  • Patients with untreated HIV often have lesions concentrated on the face or genitalia. Oral and genital mucosa may be involved
molluscum contagiosum summary
Molluscum Contagiosum Summary
  • Viral infection due to a pox virus
  • Three main groups at risk (children, sexually active adults and immunosuppressed patients)
  • Various treatment options available
  • In children spontaneous remission frequently occurs and no treatment is a reasonable option
acknowledgements
Acknowledgements
  • This module was developed by the American Academy of Dermatology Medical Student Core Curriculum Workgroup from 2008-2012.
  • Primary authors: Susan K. Ailor, MD, FAAD; Kari L. Martin, MD.
  • Peer reviewers: Timothy G. Berger, MD, FAAD; Brandon D. Newell, MD; Maria C. Garzon, MD, FAAD.

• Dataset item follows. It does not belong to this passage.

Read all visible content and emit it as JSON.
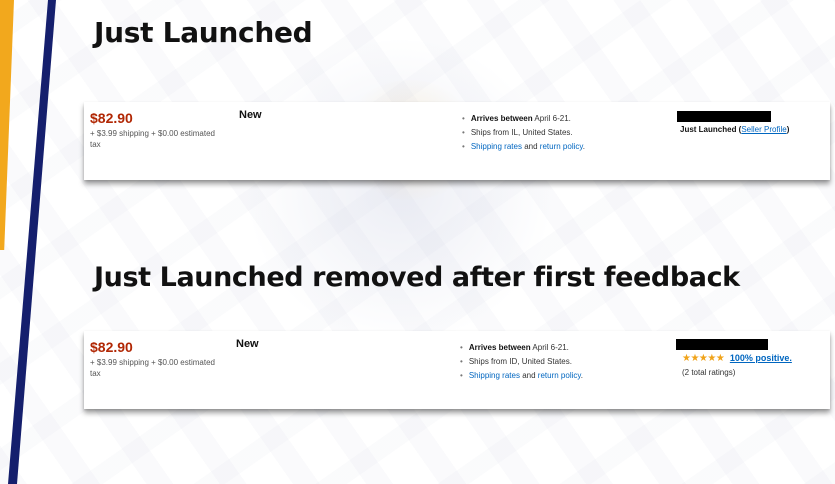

  • Revisions and editing: Sarah D. Cipriano, MD, MPH; Meghan Mullen Dickman.
  • Last revised March 2011.
references
References
  • Braue A, et al. “Epidemiology and impact of childhood molluscum contagiosum: A case series and critical review of the literature.” Ped Derm. 22(4):287-294. 2005.
  • James WD, Berger TG, Elston DM. “Chapter 19. Viral Diseases” (chapter). Andrews’ Diseases of the Skin Clinical Dermatology. 10th ed. Philadelphia, Pa: Saunders Elsevier; 2006: 394-397.
  • Mancini AJ, Shani-Adir A. “Chapter 80. Other Viral Diseases” (chapter). Bolognia JL, Jorizzo JL, Rapini R: Dermatology. 2nd ed. Mosby Elsevier; 2008. 1229-1233.
  • Silverberg NB. “Warts and molluscum in children”. Adv Dermatol. 20:23-73. 2004.
  • Tom W, Friedlander SF. “Chapter 195. Poxvirus Infections” (chapter). Wolff K, Goldsmith LA, Katz SI, Gilchrest B, Paller AS, Leffell DJ: Fitzpatrick’s Dermatology in General Medicine. 7th ed. McGraw-Hill Companies, Inc; 2008: 1911-1913.
  • van der Wouden JC, et al. “Interventions for cutaneous molluscum contagiosum.” Cochrane Rev. Vol 2. 2010.